The Italian cities of Naples and Rome are well-known for producing some of the world’s finest pizzas. The two cities are separated by hundreds of miles, and each has developed their own unique style, recipes and techniques for creating delicious pies.
The crafted versions of Neapolitan and Roman pizza vary in numerous ways – from the ingredients to the cooking method. Neapolitan pizza is made with very few, high-quality ingredients; typically just tomatoes, mozzarella cheese, basil and extra-virgin olive oil. Roman Style pizza is made with a wider variety of ingredients, such as onions, garlic, olives, peppers, anchovies and cured meats.
The cooking techniques for Neapolitan and Roman-style pizzas also differ. Neapolitan pizza must be made in wood-burning ovens and cooked for no longer than ninety seconds. Roman pizza, however, is characteristically larger and can take up to five minutes to bake in a standard oven. This extended cooking time leads to a much crispier crust as compared to Neapolitan pizza. In addition, Roman-style is typically lighter than its Neapolitan cousin, as it uses less tomato sauce.
The differences between Neapolitan and Roman pizzas don’t stop there:

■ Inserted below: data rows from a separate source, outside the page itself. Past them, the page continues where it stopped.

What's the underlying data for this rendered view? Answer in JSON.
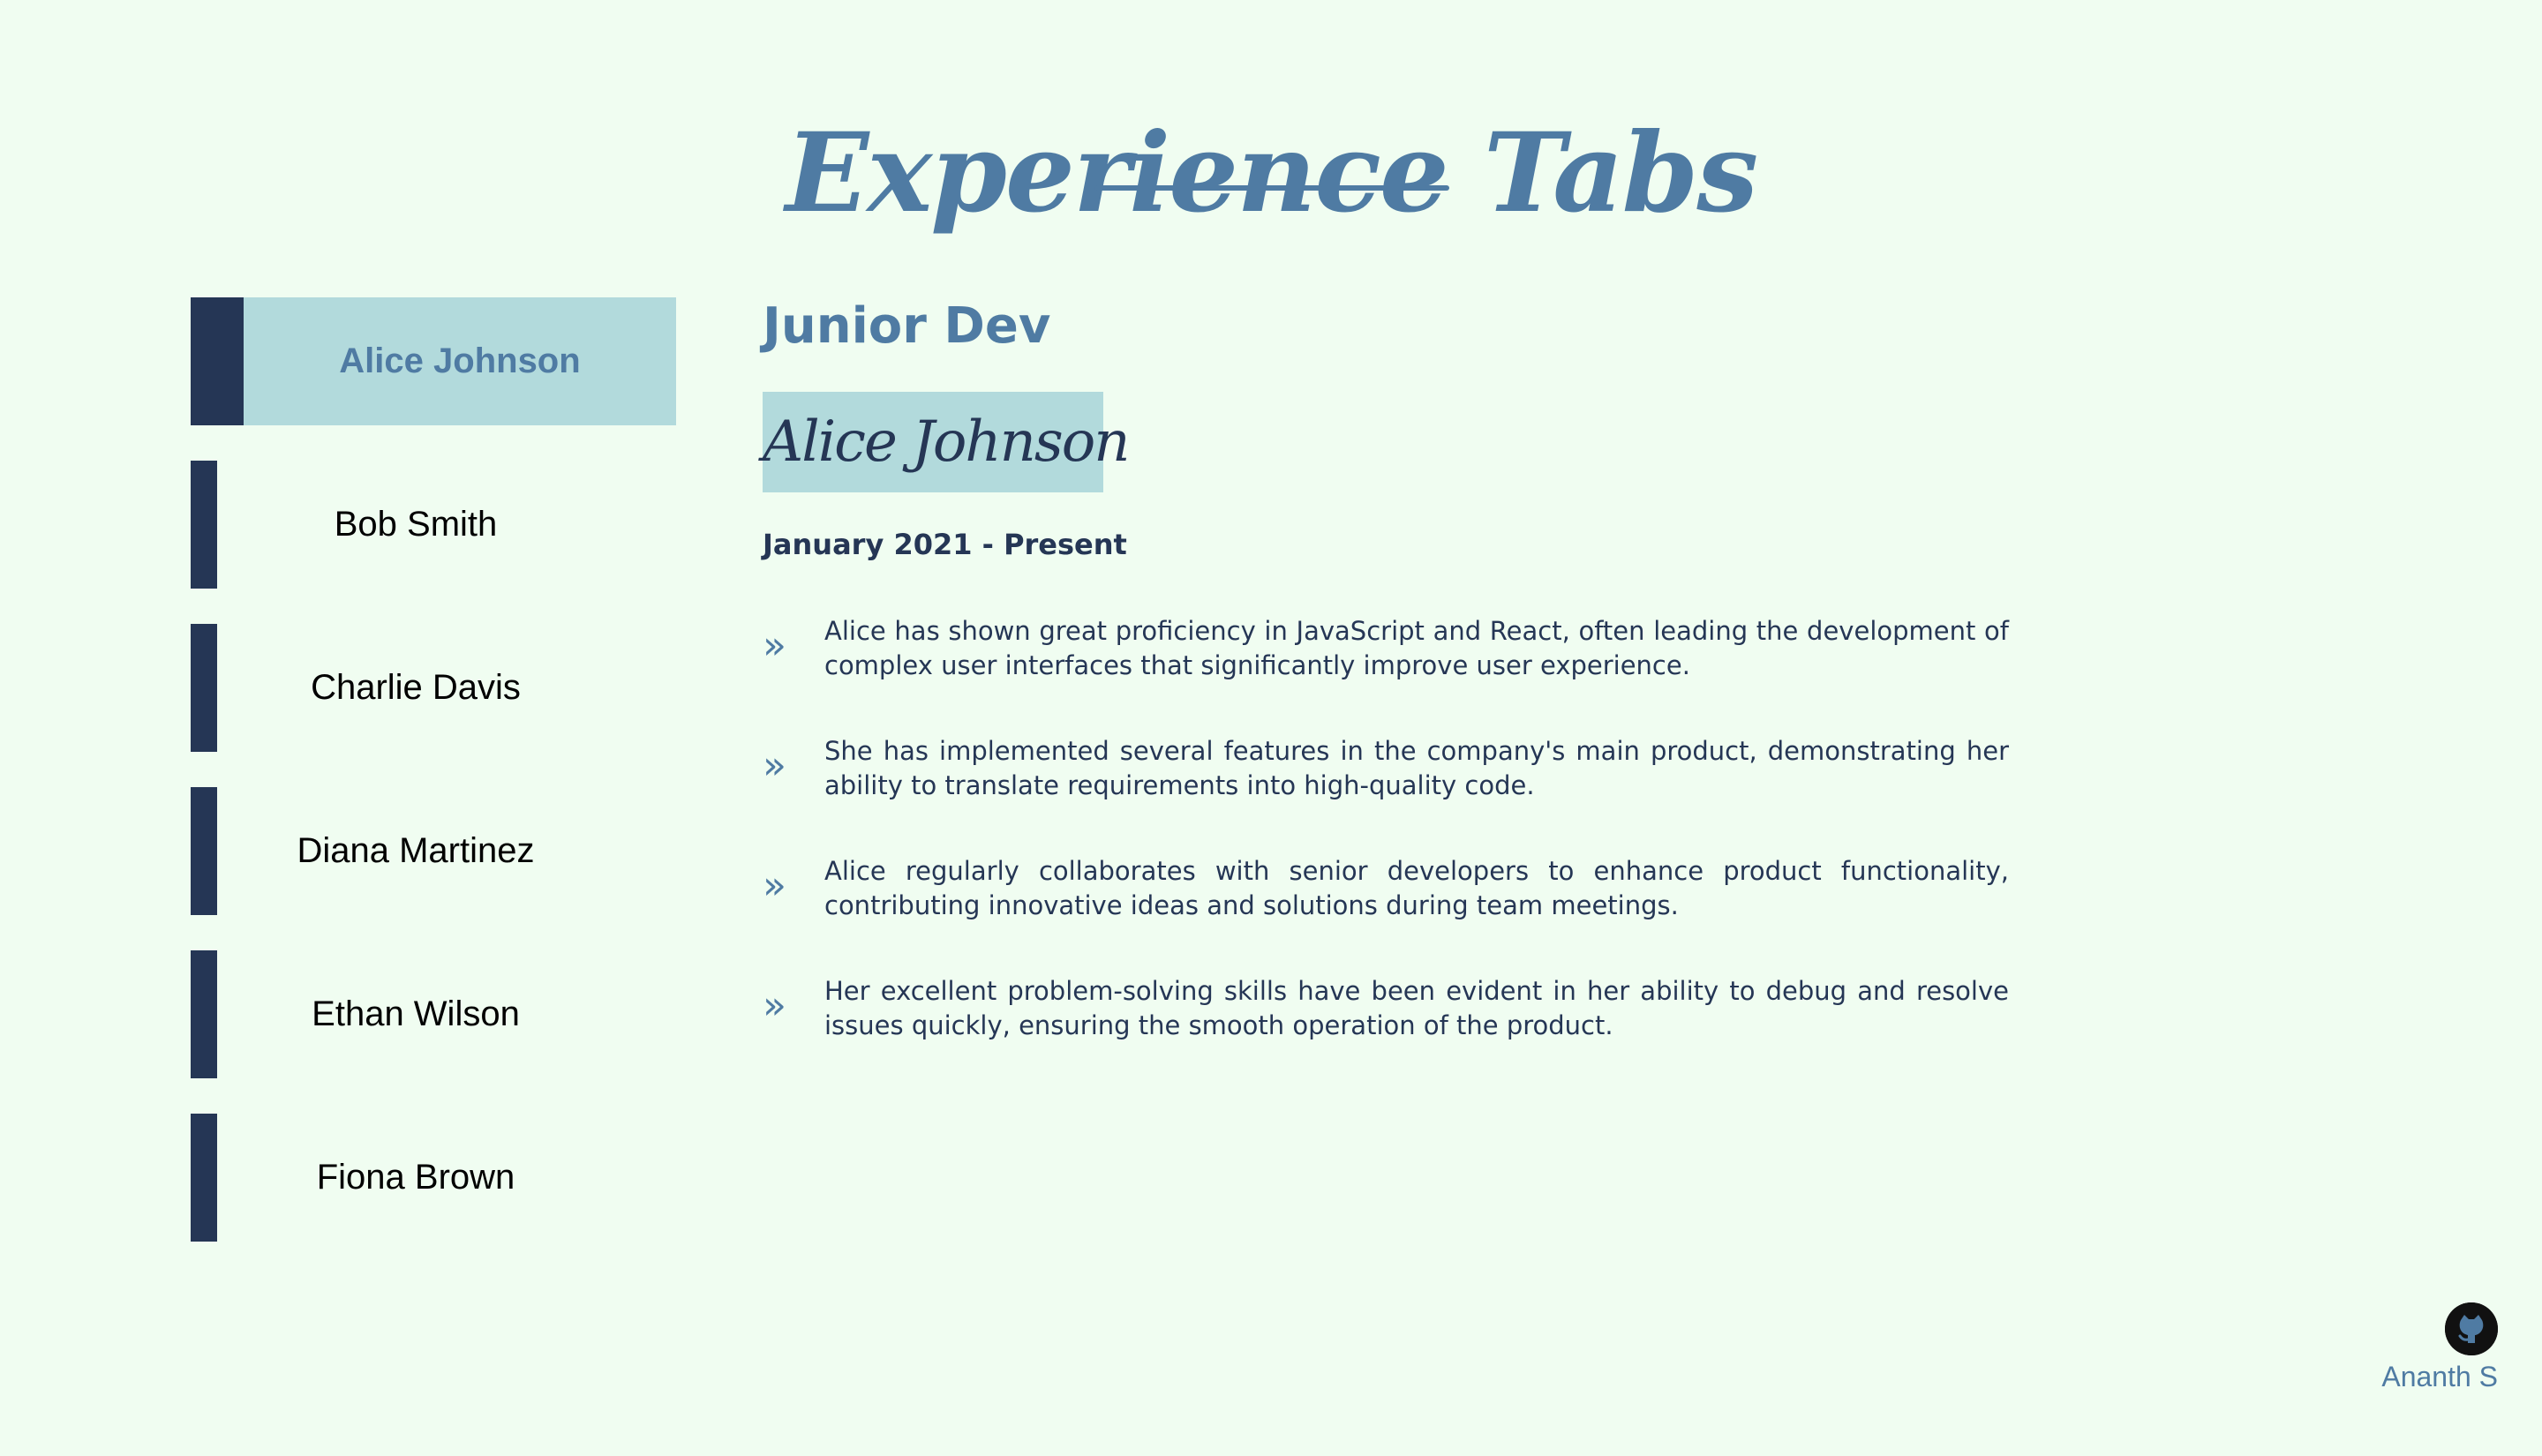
{
  "header": {
    "title": "Experience Tabs"
  },
  "tabs": [
    {
      "label": "Alice Johnson",
      "active": true
    },
    {
      "label": "Bob Smith",
      "active": false
    },
    {
      "label": "Charlie Davis",
      "active": false
    },
    {
      "label": "Diana Martinez",
      "active": false
    },
    {
      "label": "Ethan Wilson",
      "active": false
    },
    {
      "label": "Fiona Brown",
      "active": false
    }
  ],
  "detail": {
    "job_title": "Junior Dev",
    "name": "Alice Johnson",
    "period": "January 2021 - Present",
    "bullet_icon": "double-chevron-right-icon",
    "bullets": [
      "Alice has shown great proficiency in JavaScript and React, often leading the development of complex user interfaces that significantly improve user experience.",
      "She has implemented several features in the company's main product, demonstrating her ability to translate requirements into high-quality code.",
      "Alice regularly collaborates with senior developers to enhance product functionality, contributing innovative ideas and solutions during team meetings.",
      "Her excellent problem-solving skills have been evident in her ability to debug and resolve issues quickly, ensuring the smooth operation of the product."
    ]
  },
  "footer": {
    "icon": "github-icon",
    "author": "Ananth S"
  },
  "colors": {
    "background": "#f0fdf1",
    "accent": "#4f7ba3",
    "dark": "#253655",
    "highlight": "#b2dadc"
  }
}
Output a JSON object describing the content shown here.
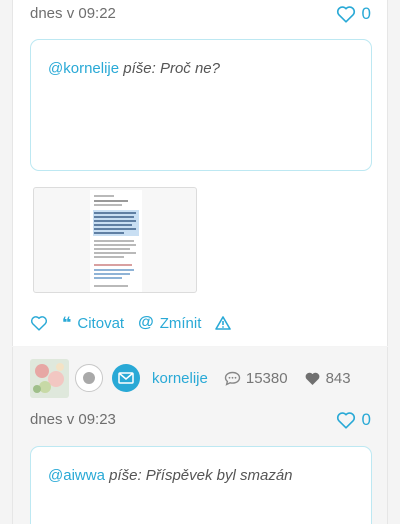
{
  "post1": {
    "timestamp": "dnes v 09:22",
    "likes": "0",
    "quote": {
      "mention": "@kornelije",
      "rest": " píše: Proč ne?"
    },
    "actions": {
      "cite_label": "Citovat",
      "mention_label": "Zmínit"
    }
  },
  "post2": {
    "author": {
      "name": "kornelije",
      "comments": "15380",
      "hearts": "843"
    },
    "timestamp": "dnes v 09:23",
    "likes": "0",
    "quote": {
      "mention": "@aiwwa",
      "rest": " píše: Příspěvek byl smazán"
    }
  },
  "icons": {
    "like": "heart-outline-icon",
    "cite": "quote-icon",
    "mention": "at-icon",
    "report": "warning-icon",
    "message": "envelope-icon",
    "comments": "speech-bubble-icon",
    "hearts": "heart-filled-icon"
  },
  "colors": {
    "accent": "#29a9d6",
    "quote_border": "#bde8f2",
    "text": "#555555"
  }
}
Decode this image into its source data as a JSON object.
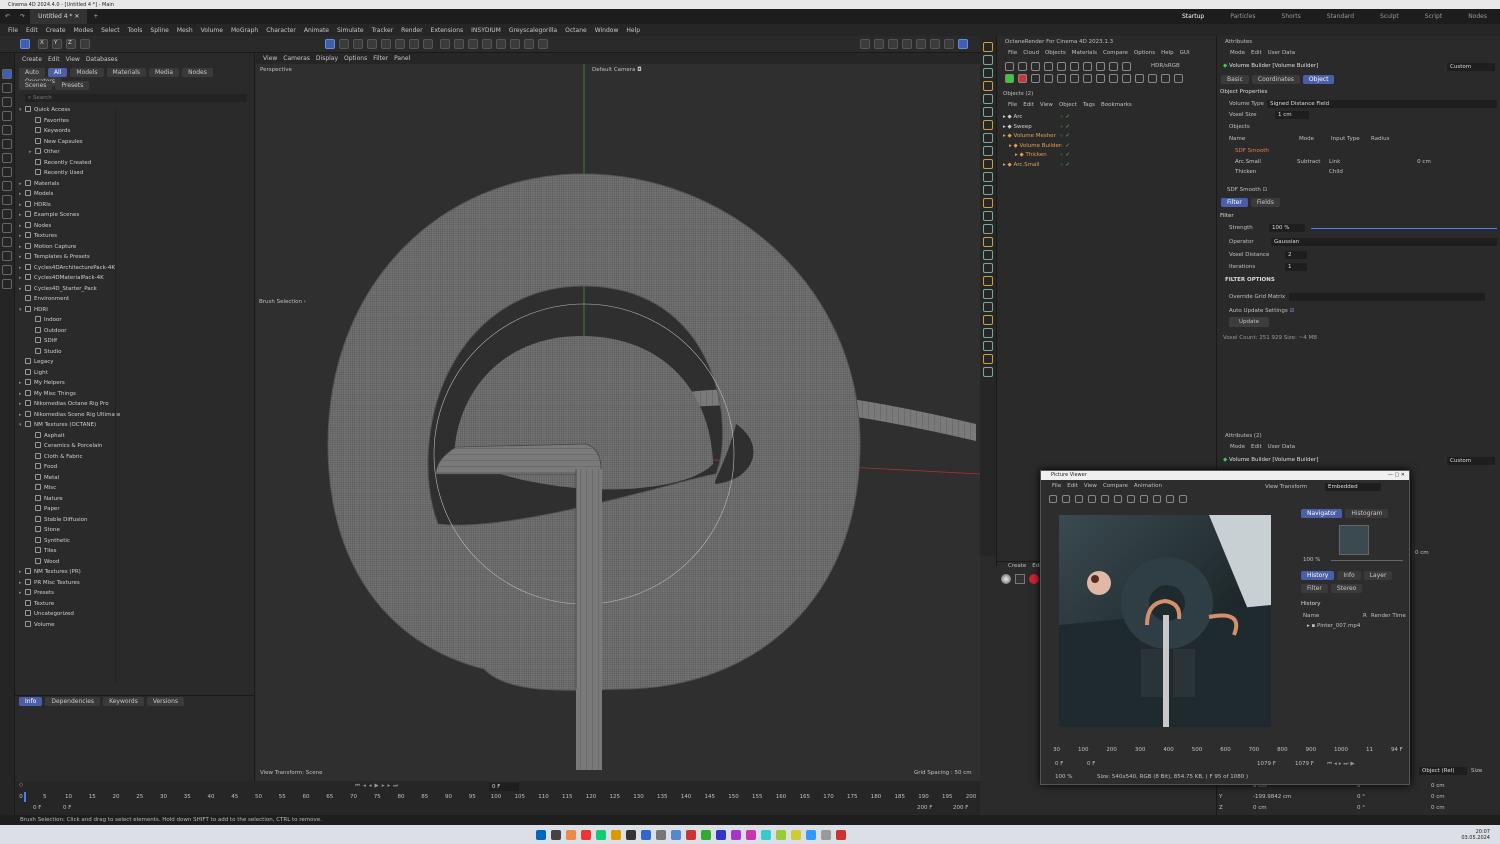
{
  "window": {
    "os_title": "Cinema 4D 2024.4.0 - [Untitled 4 *] - Main",
    "doc_tab": "Untitled 4 *",
    "layouts": [
      "Startup",
      "Particles",
      "Shorts",
      "Standard",
      "Sculpt",
      "Script",
      "Nodes"
    ],
    "active_layout": "Startup"
  },
  "menu": [
    "File",
    "Edit",
    "Create",
    "Modes",
    "Select",
    "Tools",
    "Spline",
    "Mesh",
    "Volume",
    "MoGraph",
    "Character",
    "Animate",
    "Simulate",
    "Tracker",
    "Render",
    "Extensions",
    "INSYDIUM",
    "Greyscalegorilla",
    "Octane",
    "Window",
    "Help"
  ],
  "toolbar": {
    "axes": [
      "X",
      "Y",
      "Z"
    ]
  },
  "assets": {
    "menu": [
      "Create",
      "Edit",
      "View",
      "Databases"
    ],
    "tabs": [
      "Auto",
      "All",
      "Models",
      "Materials",
      "Media",
      "Nodes",
      "Operators"
    ],
    "active_tab": "All",
    "subtabs": [
      "Scenes",
      "Presets"
    ],
    "search_placeholder": "Search",
    "tree": [
      {
        "label": "Quick Access",
        "level": 0,
        "exp": "▾"
      },
      {
        "label": "Favorites",
        "level": 1,
        "exp": ""
      },
      {
        "label": "Keywords",
        "level": 1,
        "exp": ""
      },
      {
        "label": "New Capsules",
        "level": 1,
        "exp": ""
      },
      {
        "label": "Other",
        "level": 1,
        "exp": "▸"
      },
      {
        "label": "Recently Created",
        "level": 1,
        "exp": ""
      },
      {
        "label": "Recently Used",
        "level": 1,
        "exp": ""
      },
      {
        "label": "Materials",
        "level": 0,
        "exp": "▸"
      },
      {
        "label": "Models",
        "level": 0,
        "exp": "▸"
      },
      {
        "label": "HDRIs",
        "level": 0,
        "exp": "▸"
      },
      {
        "label": "Example Scenes",
        "level": 0,
        "exp": "▸"
      },
      {
        "label": "Nodes",
        "level": 0,
        "exp": "▸"
      },
      {
        "label": "Textures",
        "level": 0,
        "exp": "▸"
      },
      {
        "label": "Motion Capture",
        "level": 0,
        "exp": "▸"
      },
      {
        "label": "Templates & Presets",
        "level": 0,
        "exp": "▸"
      },
      {
        "label": "Cycles4DArchitecturePack-4K",
        "level": 0,
        "exp": "▸"
      },
      {
        "label": "Cycles4DMaterialPack-4K",
        "level": 0,
        "exp": "▸"
      },
      {
        "label": "Cycles4D_Starter_Pack",
        "level": 0,
        "exp": "▸"
      },
      {
        "label": "Environment",
        "level": 0,
        "exp": ""
      },
      {
        "label": "HDRI",
        "level": 0,
        "exp": "▾"
      },
      {
        "label": "Indoor",
        "level": 1,
        "exp": ""
      },
      {
        "label": "Outdoor",
        "level": 1,
        "exp": ""
      },
      {
        "label": "SDiff",
        "level": 1,
        "exp": ""
      },
      {
        "label": "Studio",
        "level": 1,
        "exp": ""
      },
      {
        "label": "Legacy",
        "level": 0,
        "exp": ""
      },
      {
        "label": "Light",
        "level": 0,
        "exp": ""
      },
      {
        "label": "My Helpers",
        "level": 0,
        "exp": "▸"
      },
      {
        "label": "My Misc Things",
        "level": 0,
        "exp": "▸"
      },
      {
        "label": "Nikomedias Octane Rig Pro",
        "level": 0,
        "exp": "▸"
      },
      {
        "label": "Nikomedias Scene Rig Ultimate",
        "level": 0,
        "exp": "▸"
      },
      {
        "label": "NM Textures (OCTANE)",
        "level": 0,
        "exp": "▾"
      },
      {
        "label": "Asphalt",
        "level": 1,
        "exp": ""
      },
      {
        "label": "Ceramics & Porcelain",
        "level": 1,
        "exp": ""
      },
      {
        "label": "Cloth & Fabric",
        "level": 1,
        "exp": ""
      },
      {
        "label": "Food",
        "level": 1,
        "exp": ""
      },
      {
        "label": "Metal",
        "level": 1,
        "exp": ""
      },
      {
        "label": "Misc",
        "level": 1,
        "exp": ""
      },
      {
        "label": "Nature",
        "level": 1,
        "exp": ""
      },
      {
        "label": "Paper",
        "level": 1,
        "exp": ""
      },
      {
        "label": "Stable Diffusion",
        "level": 1,
        "exp": ""
      },
      {
        "label": "Stone",
        "level": 1,
        "exp": ""
      },
      {
        "label": "Synthetic",
        "level": 1,
        "exp": ""
      },
      {
        "label": "Tiles",
        "level": 1,
        "exp": ""
      },
      {
        "label": "Wood",
        "level": 1,
        "exp": ""
      },
      {
        "label": "NM Textures (PR)",
        "level": 0,
        "exp": "▸"
      },
      {
        "label": "PR Misc Textures",
        "level": 0,
        "exp": "▸"
      },
      {
        "label": "Presets",
        "level": 0,
        "exp": "▸"
      },
      {
        "label": "Texture",
        "level": 0,
        "exp": ""
      },
      {
        "label": "Uncategorized",
        "level": 0,
        "exp": ""
      },
      {
        "label": "Volume",
        "level": 0,
        "exp": ""
      }
    ],
    "bottom_tabs": [
      "Info",
      "Dependencies",
      "Keywords",
      "Versions"
    ],
    "active_bottom_tab": "Info"
  },
  "viewport": {
    "menu": [
      "View",
      "Cameras",
      "Display",
      "Options",
      "Filter",
      "Panel"
    ],
    "mode": "Perspective",
    "camera": "Default Camera",
    "brush_label": "Brush Selection",
    "view_transform": "View Transform: Scene",
    "grid_spacing": "Grid Spacing : 50 cm"
  },
  "octane": {
    "title": "OctaneRender For Cinema 4D 2023.1.3",
    "menu": [
      "File",
      "Cloud",
      "Objects",
      "Materials",
      "Compare",
      "Options",
      "Help",
      "GUI"
    ],
    "hdr": "HDR/sRGB"
  },
  "objects": {
    "menu": [
      "File",
      "Edit",
      "View",
      "Object",
      "Tags",
      "Bookmarks"
    ],
    "header": "Objects (2)",
    "items": [
      {
        "name": "Arc",
        "level": 0,
        "color": "#d0d0d0"
      },
      {
        "name": "Sweep",
        "level": 0,
        "color": "#d0d0d0"
      },
      {
        "name": "Volume Mesher",
        "level": 0,
        "color": "#e0a050"
      },
      {
        "name": "Volume Builder",
        "level": 1,
        "color": "#e0a050"
      },
      {
        "name": "Thicken",
        "level": 2,
        "color": "#e0a050"
      },
      {
        "name": "Arc.Small",
        "level": 0,
        "color": "#e0a050"
      }
    ]
  },
  "attributes": {
    "header": "Attributes",
    "menu": [
      "Mode",
      "Edit",
      "User Data"
    ],
    "object": "Volume Builder [Volume Builder]",
    "preset": "Custom",
    "tabs": [
      "Basic",
      "Coordinates",
      "Object"
    ],
    "active_tab": "Object",
    "section": "Object Properties",
    "volume_type_label": "Volume Type",
    "volume_type": "Signed Distance Field",
    "voxel_size_label": "Voxel Size",
    "voxel_size": "1 cm",
    "objects_label": "Objects",
    "cols": [
      "Name",
      "Mode",
      "Input Type",
      "Radius"
    ],
    "rows": [
      {
        "name": "SDF Smooth",
        "mode": "",
        "input": "",
        "radius": ""
      },
      {
        "name": "Arc.Small",
        "mode": "Subtract",
        "input": "Link",
        "radius": "0 cm"
      },
      {
        "name": "Thicken",
        "mode": "",
        "input": "Child",
        "radius": ""
      }
    ],
    "sdf_label": "SDF Smooth",
    "filter_tabs": [
      "Filter",
      "Fields"
    ],
    "filter_header": "Filter",
    "strength_label": "Strength",
    "strength": "100 %",
    "strength_level": 1.0,
    "operator_label": "Operator",
    "operator": "Gaussian",
    "voxel_distance_label": "Voxel Distance",
    "voxel_distance": "2",
    "iterations_label": "Iterations",
    "iterations": "1",
    "filter_options": "FILTER OPTIONS",
    "override_label": "Override Grid Matrix",
    "auto_update_label": "Auto Update Settings",
    "update_btn": "Update",
    "voxel_count": "Voxel Count: 251 929   Size: ~4 MB"
  },
  "attributes2": {
    "header": "Attributes (2)",
    "menu": [
      "Mode",
      "Edit",
      "User Data"
    ],
    "object": "Volume Builder [Volume Builder]",
    "preset": "Custom",
    "side_value": "0 cm",
    "coord_mode": "Object (Rel)",
    "size_label": "Size",
    "coords": [
      {
        "axis": "",
        "a": "",
        "b": "0 cm",
        "c": "0 °",
        "d": "0 cm"
      },
      {
        "axis": "Y",
        "a": "",
        "b": "-199.9842 cm",
        "c": "0 °",
        "d": "0 cm"
      },
      {
        "axis": "Z",
        "a": "",
        "b": "0 cm",
        "c": "0 °",
        "d": "0 cm"
      }
    ]
  },
  "materials": {
    "menu": [
      "Create",
      "Edit"
    ]
  },
  "picture_viewer": {
    "title": "Picture Viewer",
    "menu": [
      "File",
      "Edit",
      "View",
      "Compare",
      "Animation"
    ],
    "view_transform_label": "View Transform",
    "view_transform": "Embedded",
    "tabs": [
      "Navigator",
      "Histogram"
    ],
    "zoom": "100 %",
    "tabs2": [
      "History",
      "Info",
      "Layer"
    ],
    "tabs3": [
      "Filter",
      "Stereo"
    ],
    "history_label": "History",
    "history_cols": [
      "Name",
      "R",
      "Render Time"
    ],
    "history_item": "Pinter_007.mp4",
    "ruler": [
      "30",
      "100",
      "200",
      "300",
      "400",
      "500",
      "600",
      "700",
      "800",
      "900",
      "1000",
      "11",
      "94 F"
    ],
    "frame_start": "0 F",
    "frame_mid": "0 F",
    "frame_end": "1079 F",
    "frame_end2": "1079 F",
    "status_zoom": "100 %",
    "size_info": "Size: 540x540, RGB (8 Bit), 854.75 KB, ( F 95 of 1080 )"
  },
  "timeline": {
    "ticks": [
      "0",
      "5",
      "10",
      "15",
      "20",
      "25",
      "30",
      "35",
      "40",
      "45",
      "50",
      "55",
      "60",
      "65",
      "70",
      "75",
      "80",
      "85",
      "90",
      "95",
      "100",
      "105",
      "110",
      "115",
      "120",
      "125",
      "130",
      "135",
      "140",
      "145",
      "150",
      "155",
      "160",
      "165",
      "170",
      "175",
      "180",
      "185",
      "190",
      "195",
      "200"
    ],
    "current": "0 F",
    "start": "0 F",
    "start2": "0 F",
    "end": "200 F",
    "end2": "200 F"
  },
  "status": "Brush Selection: Click and drag to select elements. Hold down SHIFT to add to the selection, CTRL to remove.",
  "clock": {
    "time": "20:07",
    "date": "03.05.2024"
  },
  "colors": {
    "accent": "#4a5fa8",
    "orange": "#e0a050",
    "bg": "#2b2b2b"
  }
}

- Neapolitan pizza has a thicker and softer crust, while Roman pizza has a thin and crispy crust.
- Neapolitan pizza has a distinct disk-like shape, while Roman pizza is usually served in a rectangular shape.
- Neapolitan pizza is typically served smaller than its Roman counterpart.
Each style of pizza has its own appeal and offers a unique culinary experience that is sure to satisfy any food lover’s cravings. Whether you put your taste-buds to the test with a classic Naples-style Margherita pizza, or savor the flavors of Roman-style fare, you’re sure to appreciate the craftsmanship and tradition that has gone into these two Italian varieties of pizza.
As the street-food of Rome and the flavors of Naples find harmony in the art of pizza-making, the resulting flavors are far greater than the sum of the ingredients. Each bite brings tales from two ancient cities to life, while tempting the palate with tantalizing sights, smells and tastes.So, don a floured apron, assemble your ingredients, and grab the peel—it’s time to experience the savory and delightful art of pizza-making.